ver comic, which is a fan favorite and a favorite of mine. I found it easier to do the effects on the sword [the Reaver] by doing that whole thing on the tablet. The last panel was done on paper with pen, though, as was most of the first panel.
Composing the whole comic on the Wacom without ever going to paper is not a very good idea.  It's possible, but not good for my mental health, and it looks slightly worse for considerably more effort.
  I've made a lot of changes to the way I make the comic to make it easier.  It's not always as amazing or epic as it sometimes was, but sometimes it still is, and now I don't hate doing it when I'm done.


I keep learning new stuff, like I said. I stole most of my technique from Ian McConville, and you can find most of what I have here over in his tutorial. Here's one I read a while back that you might enjoy. Specifically, the Layers tutorial.  Hawk has good tutorials up when his site is working.  Mike Greenholt has a great site, and I thought this process guide was great.  Much better than mine.


I draw in a style that I like to think is my own, but I have influences.  Let me think.  I steal liberally from Scud the Disposable Assassin and Johnny the Homicidal Maniac.  I draw some manga-type elements due to laziness.

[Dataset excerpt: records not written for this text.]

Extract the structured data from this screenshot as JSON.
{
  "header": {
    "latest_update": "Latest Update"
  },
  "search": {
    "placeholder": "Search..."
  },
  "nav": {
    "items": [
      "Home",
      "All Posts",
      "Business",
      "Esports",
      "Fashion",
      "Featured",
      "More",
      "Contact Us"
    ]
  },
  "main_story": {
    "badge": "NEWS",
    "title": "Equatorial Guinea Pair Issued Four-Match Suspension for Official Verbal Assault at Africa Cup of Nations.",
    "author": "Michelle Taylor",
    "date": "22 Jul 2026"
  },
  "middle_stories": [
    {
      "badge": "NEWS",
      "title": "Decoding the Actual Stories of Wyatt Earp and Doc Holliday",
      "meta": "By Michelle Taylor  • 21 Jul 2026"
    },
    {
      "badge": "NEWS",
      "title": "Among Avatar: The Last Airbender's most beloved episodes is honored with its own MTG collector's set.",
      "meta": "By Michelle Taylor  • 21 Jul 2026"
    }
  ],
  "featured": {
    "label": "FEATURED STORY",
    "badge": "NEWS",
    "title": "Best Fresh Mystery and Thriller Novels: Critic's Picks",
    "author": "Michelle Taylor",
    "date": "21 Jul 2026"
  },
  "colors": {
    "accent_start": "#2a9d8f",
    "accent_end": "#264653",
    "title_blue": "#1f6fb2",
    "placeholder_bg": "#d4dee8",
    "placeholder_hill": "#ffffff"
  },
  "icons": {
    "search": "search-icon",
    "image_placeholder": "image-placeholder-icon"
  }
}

I'm fascinated by some methods of graffiti [think West Coast].  I love automotive detailing.  I have a big box of X-Men comics from the late 90s.  I like Teenage Mutant Ninja Turtles' pilot episodes.  I watch Samurai Jack for the visuals, even though the writing is just dumb.  I am not a snob.  I read the funnies.  I like lots of webcomics.  Go find some.


Don't make your own web comic unless you can't resist.  Trust me.  It's a lot of work, and people will always say maybe you can make a real job out of it, but you probably won't unless your name is Krahulik or Holkins.  It is a good way to get your drawing noticed, and it's a good hobby.  But hiking is a good hobby, too, and when you eat Cheetos all weekend instead of hiking, people don't go, "Hey, where the hell is the hike this week!  Did you die?"  But if you do start making one, tell me so I can go see and I promise I'll tell all my friends.




characters and content Przybysz & Cassidy